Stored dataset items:
------------
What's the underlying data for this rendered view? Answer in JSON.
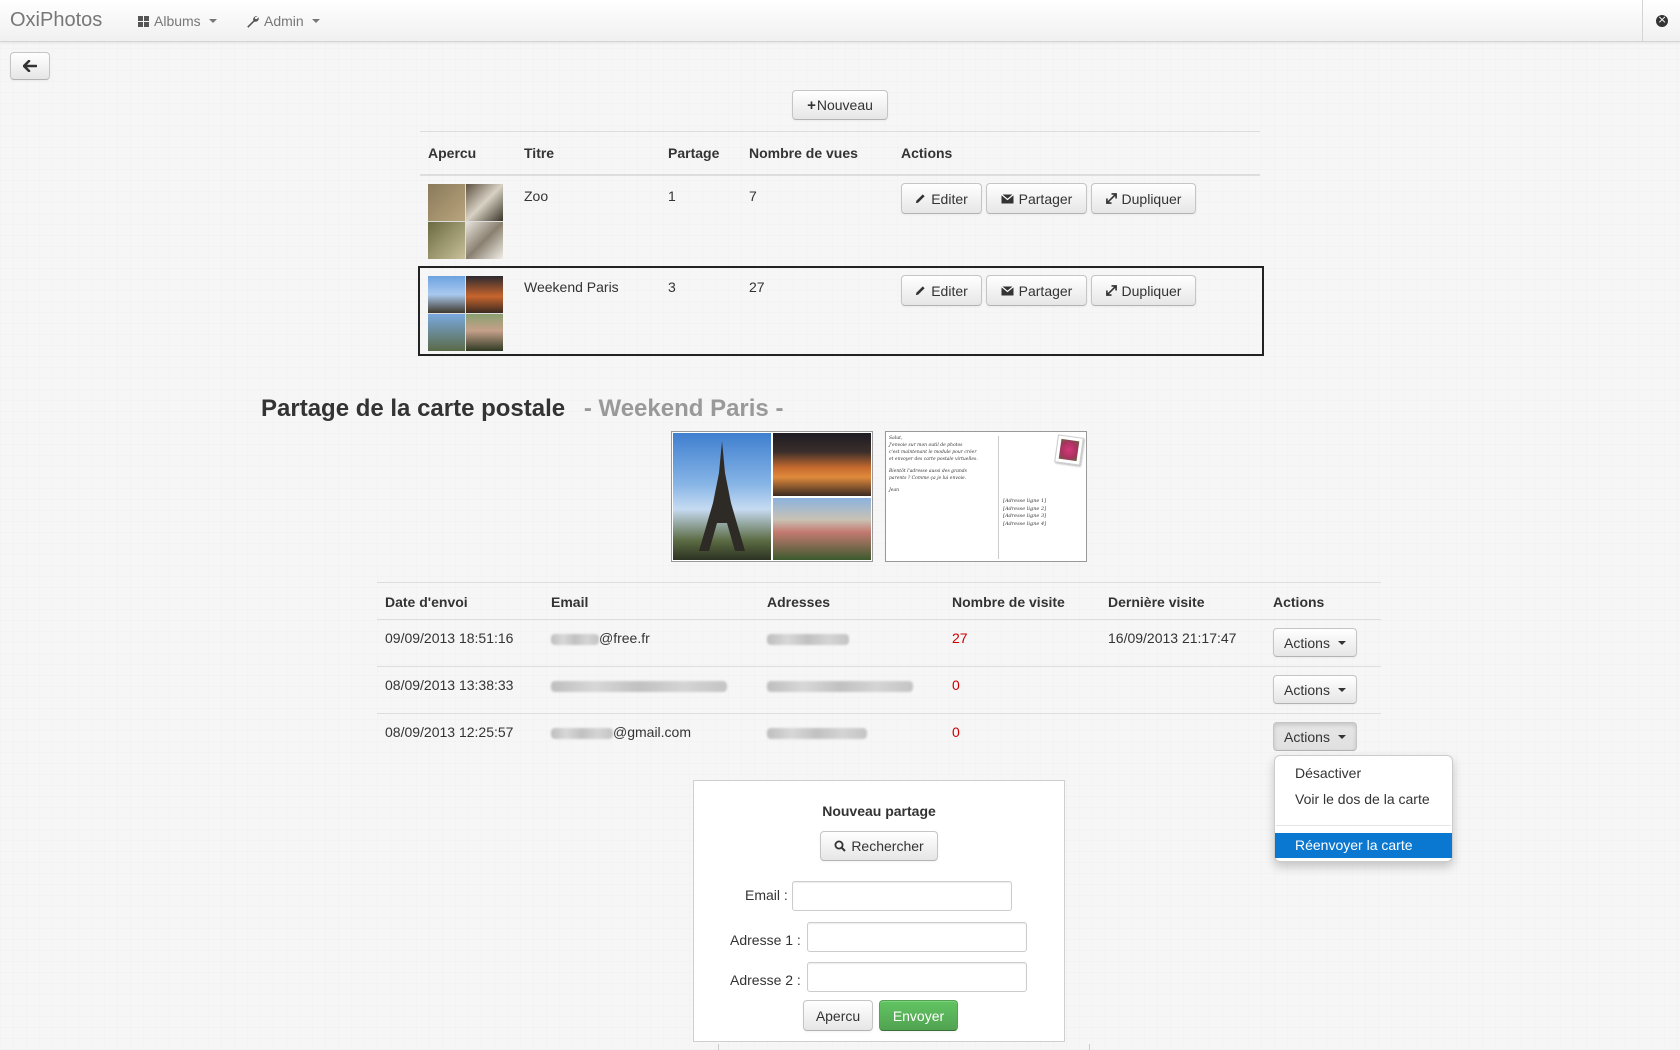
{
  "navbar": {
    "brand": "OxiPhotos",
    "albums_label": "Albums",
    "admin_label": "Admin"
  },
  "toolbar": {
    "new_label": "Nouveau"
  },
  "albums_table": {
    "headers": [
      "Apercu",
      "Titre",
      "Partage",
      "Nombre de vues",
      "Actions"
    ],
    "rows": [
      {
        "title": "Zoo",
        "shares": "1",
        "views": "7"
      },
      {
        "title": "Weekend Paris",
        "shares": "3",
        "views": "27"
      }
    ],
    "edit_label": "Editer",
    "share_label": "Partager",
    "duplicate_label": "Dupliquer"
  },
  "share_section": {
    "title": "Partage de la carte postale",
    "album_name": "- Weekend Paris -",
    "postcard_back_lines": [
      "Salut,",
      "J'envoie sur mon outil de photos",
      "c'est maintenant le module pour créer",
      "et envoyer des carte postale virtuelles.",
      "",
      "Bientôt l'adresse aussi des grands",
      "parents ? Comme ça je lui envoie.",
      "",
      "Jean"
    ],
    "postcard_address_lines": [
      "[Adresse ligne 1]",
      "[Adresse ligne 2]",
      "[Adresse ligne 3]",
      "[Adresse ligne 4]"
    ]
  },
  "shares_table": {
    "headers": [
      "Date d'envoi",
      "Email",
      "Adresses",
      "Nombre de visite",
      "Dernière visite",
      "Actions"
    ],
    "rows": [
      {
        "date": "09/09/2013 18:51:16",
        "email_suffix": "@free.fr",
        "visits": "27",
        "last_visit": "16/09/2013 21:17:47"
      },
      {
        "date": "08/09/2013 13:38:33",
        "email_suffix": "",
        "visits": "0",
        "last_visit": ""
      },
      {
        "date": "08/09/2013 12:25:57",
        "email_suffix": "@gmail.com",
        "visits": "0",
        "last_visit": ""
      }
    ],
    "actions_label": "Actions"
  },
  "actions_menu": {
    "items": [
      "Désactiver",
      "Voir le dos de la carte",
      "Réenvoyer la carte"
    ],
    "active_index": 2
  },
  "new_share_form": {
    "title": "Nouveau partage",
    "search_label": "Rechercher",
    "email_label": "Email :",
    "address1_label": "Adresse 1 :",
    "address2_label": "Adresse 2 :",
    "preview_label": "Apercu",
    "send_label": "Envoyer"
  },
  "colors": {
    "accent_blue": "#0a77d0",
    "danger_red": "#cc0000",
    "success_green": "#5bb75b",
    "muted_grey": "#999999"
  }
}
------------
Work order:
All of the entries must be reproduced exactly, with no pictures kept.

Exercise output:
What's the underlying data for this rendered view? Answer in JSON.
{
  "navbar": {
    "brand": "OxiPhotos",
    "albums_label": "Albums",
    "admin_label": "Admin"
  },
  "toolbar": {
    "new_label": "Nouveau"
  },
  "albums_table": {
    "headers": [
      "Apercu",
      "Titre",
      "Partage",
      "Nombre de vues",
      "Actions"
    ],
    "rows": [
      {
        "title": "Zoo",
        "shares": "1",
        "views": "7"
      },
      {
        "title": "Weekend Paris",
        "shares": "3",
        "views": "27"
      }
    ],
    "edit_label": "Editer",
    "share_label": "Partager",
    "duplicate_label": "Dupliquer"
  },
  "share_section": {
    "title": "Partage de la carte postale",
    "album_name": "- Weekend Paris -",
    "postcard_back_lines": [
      "Salut,",
      "J'envoie sur mon outil de photos",
      "c'est maintenant le module pour créer",
      "et envoyer des carte postale virtuelles.",
      "",
      "Bientôt l'adresse aussi des grands",
      "parents ? Comme ça je lui envoie.",
      "",
      "Jean"
    ],
    "postcard_address_lines": [
      "[Adresse ligne 1]",
      "[Adresse ligne 2]",
      "[Adresse ligne 3]",
      "[Adresse ligne 4]"
    ]
  },
  "shares_table": {
    "headers": [
      "Date d'envoi",
      "Email",
      "Adresses",
      "Nombre de visite",
      "Dernière visite",
      "Actions"
    ],
    "rows": [
      {
        "date": "09/09/2013 18:51:16",
        "email_suffix": "@free.fr",
        "visits": "27",
        "last_visit": "16/09/2013 21:17:47"
      },
      {
        "date": "08/09/2013 13:38:33",
        "email_suffix": "",
        "visits": "0",
        "last_visit": ""
      },
      {
        "date": "08/09/2013 12:25:57",
        "email_suffix": "@gmail.com",
        "visits": "0",
        "last_visit": ""
      }
    ],
    "actions_label": "Actions"
  },
  "actions_menu": {
    "items": [
      "Désactiver",
      "Voir le dos de la carte",
      "Réenvoyer la carte"
    ],
    "active_index": 2
  },
  "new_share_form": {
    "title": "Nouveau partage",
    "search_label": "Rechercher",
    "email_label": "Email :",
    "address1_label": "Adresse 1 :",
    "address2_label": "Adresse 2 :",
    "preview_label": "Apercu",
    "send_label": "Envoyer"
  },
  "colors": {
    "accent_blue": "#0a77d0",
    "danger_red": "#cc0000",
    "success_green": "#5bb75b",
    "muted_grey": "#999999"
  }
}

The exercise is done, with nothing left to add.